Records drawn from a dataset:
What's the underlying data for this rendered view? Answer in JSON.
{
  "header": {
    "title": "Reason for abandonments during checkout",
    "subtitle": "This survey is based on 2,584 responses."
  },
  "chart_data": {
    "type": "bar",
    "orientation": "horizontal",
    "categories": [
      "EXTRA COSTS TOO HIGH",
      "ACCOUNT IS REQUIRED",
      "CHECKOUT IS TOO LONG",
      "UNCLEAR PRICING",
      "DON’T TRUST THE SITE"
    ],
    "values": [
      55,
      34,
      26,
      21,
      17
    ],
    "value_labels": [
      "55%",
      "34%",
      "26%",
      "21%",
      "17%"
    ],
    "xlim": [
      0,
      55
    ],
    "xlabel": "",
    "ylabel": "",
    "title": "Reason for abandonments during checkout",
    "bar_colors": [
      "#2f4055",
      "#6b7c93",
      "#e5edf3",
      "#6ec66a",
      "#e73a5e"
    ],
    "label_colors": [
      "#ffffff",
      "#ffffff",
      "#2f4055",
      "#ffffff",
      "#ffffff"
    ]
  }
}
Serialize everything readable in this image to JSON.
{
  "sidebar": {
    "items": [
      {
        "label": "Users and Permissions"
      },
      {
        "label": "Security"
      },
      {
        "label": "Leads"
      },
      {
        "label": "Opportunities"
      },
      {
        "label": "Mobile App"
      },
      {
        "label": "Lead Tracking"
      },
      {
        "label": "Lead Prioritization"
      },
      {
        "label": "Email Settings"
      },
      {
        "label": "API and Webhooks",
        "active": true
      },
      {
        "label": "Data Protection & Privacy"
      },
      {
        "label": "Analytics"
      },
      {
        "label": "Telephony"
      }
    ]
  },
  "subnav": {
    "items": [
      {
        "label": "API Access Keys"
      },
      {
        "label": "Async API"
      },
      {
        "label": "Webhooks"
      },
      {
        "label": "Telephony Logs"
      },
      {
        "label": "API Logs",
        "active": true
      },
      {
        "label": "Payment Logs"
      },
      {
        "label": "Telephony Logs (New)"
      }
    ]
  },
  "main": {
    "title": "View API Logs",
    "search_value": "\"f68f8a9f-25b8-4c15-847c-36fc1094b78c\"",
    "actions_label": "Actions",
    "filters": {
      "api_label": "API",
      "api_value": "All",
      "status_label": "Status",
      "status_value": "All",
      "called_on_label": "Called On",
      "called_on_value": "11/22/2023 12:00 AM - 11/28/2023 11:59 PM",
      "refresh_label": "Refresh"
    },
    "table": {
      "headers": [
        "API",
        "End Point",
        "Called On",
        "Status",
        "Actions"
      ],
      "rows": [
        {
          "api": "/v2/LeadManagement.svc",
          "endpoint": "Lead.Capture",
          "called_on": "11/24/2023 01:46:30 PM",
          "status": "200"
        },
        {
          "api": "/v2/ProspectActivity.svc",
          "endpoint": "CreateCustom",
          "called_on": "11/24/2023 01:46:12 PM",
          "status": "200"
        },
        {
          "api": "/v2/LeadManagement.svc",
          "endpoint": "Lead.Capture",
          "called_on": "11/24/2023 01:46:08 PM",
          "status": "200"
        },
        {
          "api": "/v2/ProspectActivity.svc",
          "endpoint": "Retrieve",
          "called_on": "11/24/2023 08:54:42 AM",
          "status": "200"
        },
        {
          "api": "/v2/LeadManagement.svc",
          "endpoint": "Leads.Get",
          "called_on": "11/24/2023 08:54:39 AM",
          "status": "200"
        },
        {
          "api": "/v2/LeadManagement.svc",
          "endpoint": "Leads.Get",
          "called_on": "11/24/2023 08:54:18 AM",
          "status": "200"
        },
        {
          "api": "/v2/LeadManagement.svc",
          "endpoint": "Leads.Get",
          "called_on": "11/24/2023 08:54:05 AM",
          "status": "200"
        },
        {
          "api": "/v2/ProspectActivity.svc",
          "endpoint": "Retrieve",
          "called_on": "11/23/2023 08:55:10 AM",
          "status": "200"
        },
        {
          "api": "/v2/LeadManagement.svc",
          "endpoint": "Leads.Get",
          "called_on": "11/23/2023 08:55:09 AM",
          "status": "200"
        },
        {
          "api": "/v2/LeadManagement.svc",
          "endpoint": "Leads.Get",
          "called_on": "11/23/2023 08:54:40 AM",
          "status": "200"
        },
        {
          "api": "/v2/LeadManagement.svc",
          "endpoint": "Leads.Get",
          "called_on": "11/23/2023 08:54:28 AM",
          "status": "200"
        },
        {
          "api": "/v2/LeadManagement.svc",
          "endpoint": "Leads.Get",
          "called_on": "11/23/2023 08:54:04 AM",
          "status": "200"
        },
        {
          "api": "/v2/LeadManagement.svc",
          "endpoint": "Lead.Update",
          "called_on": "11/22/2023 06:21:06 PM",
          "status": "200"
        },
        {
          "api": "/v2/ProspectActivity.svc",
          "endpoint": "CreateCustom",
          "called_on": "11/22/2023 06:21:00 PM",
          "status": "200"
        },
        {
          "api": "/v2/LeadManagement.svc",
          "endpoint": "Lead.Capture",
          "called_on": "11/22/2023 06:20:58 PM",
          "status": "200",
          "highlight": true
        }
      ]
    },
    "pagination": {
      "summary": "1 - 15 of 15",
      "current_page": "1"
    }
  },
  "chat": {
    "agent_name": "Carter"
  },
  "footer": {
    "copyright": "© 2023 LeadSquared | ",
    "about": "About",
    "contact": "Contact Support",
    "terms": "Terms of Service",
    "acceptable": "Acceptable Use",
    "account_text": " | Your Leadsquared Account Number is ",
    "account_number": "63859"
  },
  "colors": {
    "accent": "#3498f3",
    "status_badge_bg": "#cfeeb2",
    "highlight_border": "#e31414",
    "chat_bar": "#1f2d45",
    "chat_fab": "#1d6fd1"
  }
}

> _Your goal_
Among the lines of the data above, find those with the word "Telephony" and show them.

> _Result_
        "label": "Telephony"
        "label": "Telephony Logs"
        "label": "Telephony Logs (New)"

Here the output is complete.